suggests a date between the two, perhaps about 1518. The Met’s Virgin and Child
shows close similarities to the latter in its summary description of the background landscape features—some of them painted directly without the benefit of underdrawing—and an identical manner of painting trees and shrubberies with flat disclike applications of lighter and darker green over a uniform greenish base tone. The somewhat less adept painted description of architectural forms in The Met’s Virgin and Child
than is found in the Joiners’ and Coopers’ Altarpiece
, even though neither consistently uses a one-point perspective scheme for the buildings, also indicates its earlier date.
While it is not possible to determine the circumstances of the commission of this painting, the lavish attire of the Virgin, the accompanying angels singing from a precious gauffered-edged choir book, and the setting of lush garden, decorative Gothic fountain, and Renaissance palace suggest a courtly milieu. In this regard, it is interesting to note that in 1518, around the time when this painting was produced, Van Orley was appointed court painter to Margaret of Austria, Regent of the Netherlands, who resided in the Palais de Savoie in Mechelen. A painting of this description does not appear in the inventories of Margaret’s collections, but it is certainly the type of presentation that would have pleased both her and the courtiers Van Orley was hoping to attract for commissions. Moreover, its meaning and emphasis on virtuous behavior and on the mystical relationship between the human soul and God were matters that preoccupied Margaret, as is evident from the religious books in her library.
Maryan W. Ainsworth 2018
 See Maryan W.Ainsworth, “‘À la façon grèce’: The Encounter of Northern Renaissance Artists with Byzantine Icons,” in Byzantium: Faith and Power (1261–1557)
, ed. Helen Evans, exh. cat. The Metropolitan Museum of Art, New Haven, 2004, pp. 544–93, esp. 582–84, 578–79.
 This discussion is indebted to and strongly influenced by the research of Reindert L.Falkenburg presented in The Fruit of Devotion: Mysticism and the Imagery of Love in Flemish Paintings of the Virgin and Child, 1450–1550
, trans. Sammy Herman, Amsterdam, 1994, pp. 16–55; see also John Decker, “‘Planting Seeds of Righteousness,’ Taming the Wilderness of the Soul: Geertgen tot Sint Jans’s St. John the Baptist in the Wilderness,” in Image and Imagination of the Religious Self in Late Medieval and Early Modern Europe
, eds. Reindert Falkenburg, Walter S. Melion, and Todd M. Richardson, Turnhout, 2007, pp. 307–27.
 Falkenburg 1994, p. 19.
 Falkenburg 1994, p. 20.
 Falkenburg 1994, p. 27.
 Falkenburg 1994, p. 28.
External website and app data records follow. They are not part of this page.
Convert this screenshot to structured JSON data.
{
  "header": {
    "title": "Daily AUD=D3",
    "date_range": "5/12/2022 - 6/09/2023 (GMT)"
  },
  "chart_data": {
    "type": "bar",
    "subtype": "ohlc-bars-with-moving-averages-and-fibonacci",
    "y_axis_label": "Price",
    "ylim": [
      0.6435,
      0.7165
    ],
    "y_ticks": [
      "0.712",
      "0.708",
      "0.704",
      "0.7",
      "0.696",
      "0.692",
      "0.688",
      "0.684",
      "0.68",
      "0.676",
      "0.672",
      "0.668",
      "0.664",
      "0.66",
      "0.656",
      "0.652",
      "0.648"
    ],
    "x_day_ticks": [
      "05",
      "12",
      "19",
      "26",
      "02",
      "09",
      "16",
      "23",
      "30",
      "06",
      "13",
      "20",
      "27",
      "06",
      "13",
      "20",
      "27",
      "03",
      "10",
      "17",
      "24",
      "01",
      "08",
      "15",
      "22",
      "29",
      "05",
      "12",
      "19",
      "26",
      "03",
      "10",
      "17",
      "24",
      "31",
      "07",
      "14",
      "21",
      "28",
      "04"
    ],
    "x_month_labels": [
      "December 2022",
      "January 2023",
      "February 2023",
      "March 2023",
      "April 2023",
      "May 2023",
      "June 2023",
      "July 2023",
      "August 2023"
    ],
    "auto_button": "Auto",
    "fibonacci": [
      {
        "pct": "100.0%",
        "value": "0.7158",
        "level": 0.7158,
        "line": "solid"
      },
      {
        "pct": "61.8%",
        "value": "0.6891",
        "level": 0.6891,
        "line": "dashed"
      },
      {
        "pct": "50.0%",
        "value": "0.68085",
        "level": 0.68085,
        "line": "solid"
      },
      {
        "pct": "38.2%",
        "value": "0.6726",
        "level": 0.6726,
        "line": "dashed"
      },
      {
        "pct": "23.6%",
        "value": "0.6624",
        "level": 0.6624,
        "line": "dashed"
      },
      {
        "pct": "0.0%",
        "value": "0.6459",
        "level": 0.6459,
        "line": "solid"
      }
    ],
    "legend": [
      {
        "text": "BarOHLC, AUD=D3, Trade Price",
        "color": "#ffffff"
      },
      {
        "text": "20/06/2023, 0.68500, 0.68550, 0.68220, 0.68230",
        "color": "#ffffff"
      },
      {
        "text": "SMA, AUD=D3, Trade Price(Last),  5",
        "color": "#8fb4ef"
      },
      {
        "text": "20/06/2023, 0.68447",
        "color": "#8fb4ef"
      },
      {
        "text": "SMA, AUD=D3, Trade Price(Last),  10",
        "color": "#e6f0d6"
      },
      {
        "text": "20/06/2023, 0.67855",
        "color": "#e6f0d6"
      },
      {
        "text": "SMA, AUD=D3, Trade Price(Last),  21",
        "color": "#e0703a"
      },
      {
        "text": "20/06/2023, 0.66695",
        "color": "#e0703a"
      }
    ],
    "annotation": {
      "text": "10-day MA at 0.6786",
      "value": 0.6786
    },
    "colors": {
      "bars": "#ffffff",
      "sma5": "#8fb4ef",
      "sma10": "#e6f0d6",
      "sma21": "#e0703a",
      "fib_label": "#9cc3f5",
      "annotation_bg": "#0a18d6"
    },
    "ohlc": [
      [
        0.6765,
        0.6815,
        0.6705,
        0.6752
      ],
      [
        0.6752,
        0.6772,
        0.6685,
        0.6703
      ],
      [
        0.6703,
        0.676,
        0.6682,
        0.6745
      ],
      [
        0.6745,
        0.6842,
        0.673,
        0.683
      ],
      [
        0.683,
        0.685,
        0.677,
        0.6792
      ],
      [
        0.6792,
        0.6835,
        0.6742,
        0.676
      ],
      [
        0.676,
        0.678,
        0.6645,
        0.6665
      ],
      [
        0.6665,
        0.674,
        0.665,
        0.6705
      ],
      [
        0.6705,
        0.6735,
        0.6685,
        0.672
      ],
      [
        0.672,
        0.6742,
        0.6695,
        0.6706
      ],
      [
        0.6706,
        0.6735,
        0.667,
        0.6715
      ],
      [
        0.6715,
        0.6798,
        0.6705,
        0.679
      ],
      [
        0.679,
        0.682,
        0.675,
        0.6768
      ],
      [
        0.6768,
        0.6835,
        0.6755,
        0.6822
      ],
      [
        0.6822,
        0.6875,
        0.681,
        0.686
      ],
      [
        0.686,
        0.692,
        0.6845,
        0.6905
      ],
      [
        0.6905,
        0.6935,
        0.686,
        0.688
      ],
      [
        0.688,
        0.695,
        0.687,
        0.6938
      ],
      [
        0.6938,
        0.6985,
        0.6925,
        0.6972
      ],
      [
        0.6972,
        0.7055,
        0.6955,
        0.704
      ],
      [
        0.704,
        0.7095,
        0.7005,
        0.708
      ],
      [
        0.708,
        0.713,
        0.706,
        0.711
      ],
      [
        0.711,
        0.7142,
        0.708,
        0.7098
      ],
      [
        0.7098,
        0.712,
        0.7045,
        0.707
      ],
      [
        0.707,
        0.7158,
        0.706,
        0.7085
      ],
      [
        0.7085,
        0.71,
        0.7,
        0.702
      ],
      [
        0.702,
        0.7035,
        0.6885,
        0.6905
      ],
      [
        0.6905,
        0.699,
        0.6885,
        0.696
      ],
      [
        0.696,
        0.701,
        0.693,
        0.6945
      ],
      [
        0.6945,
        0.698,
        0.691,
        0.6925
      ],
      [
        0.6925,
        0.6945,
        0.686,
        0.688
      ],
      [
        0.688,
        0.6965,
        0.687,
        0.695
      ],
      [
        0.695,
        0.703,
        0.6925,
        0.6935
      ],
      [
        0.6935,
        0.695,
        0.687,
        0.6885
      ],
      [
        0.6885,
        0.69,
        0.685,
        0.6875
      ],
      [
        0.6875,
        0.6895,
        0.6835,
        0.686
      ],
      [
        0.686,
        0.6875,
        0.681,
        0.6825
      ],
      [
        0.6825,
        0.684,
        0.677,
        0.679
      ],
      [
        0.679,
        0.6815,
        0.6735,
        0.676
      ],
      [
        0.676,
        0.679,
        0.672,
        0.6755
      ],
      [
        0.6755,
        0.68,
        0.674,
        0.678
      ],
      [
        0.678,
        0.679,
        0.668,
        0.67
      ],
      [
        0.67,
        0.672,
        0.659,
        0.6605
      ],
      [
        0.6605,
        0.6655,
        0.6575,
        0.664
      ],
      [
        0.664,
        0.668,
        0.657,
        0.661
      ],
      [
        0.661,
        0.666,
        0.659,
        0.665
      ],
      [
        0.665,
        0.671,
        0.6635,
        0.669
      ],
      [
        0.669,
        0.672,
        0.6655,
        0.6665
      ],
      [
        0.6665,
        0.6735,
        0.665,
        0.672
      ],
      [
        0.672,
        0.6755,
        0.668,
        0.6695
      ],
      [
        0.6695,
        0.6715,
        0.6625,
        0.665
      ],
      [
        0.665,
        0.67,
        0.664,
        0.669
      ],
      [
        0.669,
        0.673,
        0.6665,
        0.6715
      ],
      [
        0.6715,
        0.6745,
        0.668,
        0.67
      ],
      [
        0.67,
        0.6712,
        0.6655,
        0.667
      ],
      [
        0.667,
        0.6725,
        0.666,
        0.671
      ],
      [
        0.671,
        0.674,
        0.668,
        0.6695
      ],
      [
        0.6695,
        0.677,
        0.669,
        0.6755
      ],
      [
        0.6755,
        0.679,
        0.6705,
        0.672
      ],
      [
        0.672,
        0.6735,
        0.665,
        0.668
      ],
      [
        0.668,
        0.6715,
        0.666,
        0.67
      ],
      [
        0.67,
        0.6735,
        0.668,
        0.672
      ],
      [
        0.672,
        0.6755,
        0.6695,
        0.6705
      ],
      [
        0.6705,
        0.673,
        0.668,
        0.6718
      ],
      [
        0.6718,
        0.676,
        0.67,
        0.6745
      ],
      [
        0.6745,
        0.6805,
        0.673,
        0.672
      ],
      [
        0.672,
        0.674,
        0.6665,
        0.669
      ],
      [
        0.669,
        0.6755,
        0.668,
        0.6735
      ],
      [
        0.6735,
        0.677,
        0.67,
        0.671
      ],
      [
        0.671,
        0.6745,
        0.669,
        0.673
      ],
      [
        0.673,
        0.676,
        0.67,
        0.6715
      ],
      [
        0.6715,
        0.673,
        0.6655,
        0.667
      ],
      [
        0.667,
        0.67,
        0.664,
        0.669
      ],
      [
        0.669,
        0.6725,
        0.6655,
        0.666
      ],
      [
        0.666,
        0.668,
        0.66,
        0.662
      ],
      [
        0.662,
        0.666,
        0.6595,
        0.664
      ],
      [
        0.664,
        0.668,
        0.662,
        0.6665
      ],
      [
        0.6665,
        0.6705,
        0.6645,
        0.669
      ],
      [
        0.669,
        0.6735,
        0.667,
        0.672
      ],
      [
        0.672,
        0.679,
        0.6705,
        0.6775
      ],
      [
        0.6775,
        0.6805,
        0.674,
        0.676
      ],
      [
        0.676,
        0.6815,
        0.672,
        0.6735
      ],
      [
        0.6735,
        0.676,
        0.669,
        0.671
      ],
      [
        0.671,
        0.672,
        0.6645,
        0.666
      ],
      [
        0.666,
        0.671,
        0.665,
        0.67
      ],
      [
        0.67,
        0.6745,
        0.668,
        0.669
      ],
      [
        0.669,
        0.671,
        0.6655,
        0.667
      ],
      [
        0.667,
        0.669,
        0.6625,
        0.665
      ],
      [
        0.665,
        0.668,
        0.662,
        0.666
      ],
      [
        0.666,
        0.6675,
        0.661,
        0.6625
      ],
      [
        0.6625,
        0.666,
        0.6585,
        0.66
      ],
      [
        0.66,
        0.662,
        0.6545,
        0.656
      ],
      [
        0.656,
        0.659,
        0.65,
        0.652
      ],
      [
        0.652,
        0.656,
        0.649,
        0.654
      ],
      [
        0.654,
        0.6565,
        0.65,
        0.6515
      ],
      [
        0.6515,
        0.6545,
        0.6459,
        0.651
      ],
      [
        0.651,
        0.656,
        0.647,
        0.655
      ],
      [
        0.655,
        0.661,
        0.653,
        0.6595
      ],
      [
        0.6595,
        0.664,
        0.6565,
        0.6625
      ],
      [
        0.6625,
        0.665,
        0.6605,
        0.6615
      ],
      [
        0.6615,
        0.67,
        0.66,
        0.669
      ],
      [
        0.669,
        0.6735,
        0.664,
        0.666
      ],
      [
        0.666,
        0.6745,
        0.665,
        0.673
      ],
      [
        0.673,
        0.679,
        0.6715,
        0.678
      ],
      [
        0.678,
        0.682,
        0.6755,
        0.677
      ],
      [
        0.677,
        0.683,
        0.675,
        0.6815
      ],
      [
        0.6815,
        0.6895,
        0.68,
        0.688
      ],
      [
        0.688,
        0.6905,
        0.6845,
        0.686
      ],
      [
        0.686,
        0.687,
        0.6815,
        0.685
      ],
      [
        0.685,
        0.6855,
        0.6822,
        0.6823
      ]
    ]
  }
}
 For comparisons of the underdrawing and painting technique details found in the Joiners’ and Coopers’ Altarpiece
, see Alexandre Galand, The Flemish Primitives VI: the Bernard van Orley Group, Catalogue of Early Netherlandish Painting in the Royal Museums of Fine Arts of Belgium
, Brussels, 2013, pp. 146–71, esp. 156–62.
 The palace architecture in The Met's painting does not closely resemble the details of Margaret’s Palais de Savoie in Mechelen (1517–26), which was in early stages of construction by Anthonis II and Rombout II Keldermans at the time The Met's painting was produced.
 See Dagmar Eichberger, Leben mit Kunst, Wirken durch Kunst, Sammelwesen und Hofkunst unter Margarete von Ősterreich, Regentin der Niederlande
, Turnhout, 2002, pp. 229–30; and Dagmar Eichberger, ed., Women of Distinction: Margaret of York / Margaret of Austria
, exh. cat. Mechelen, 2005, pp. 210–19, 231–39.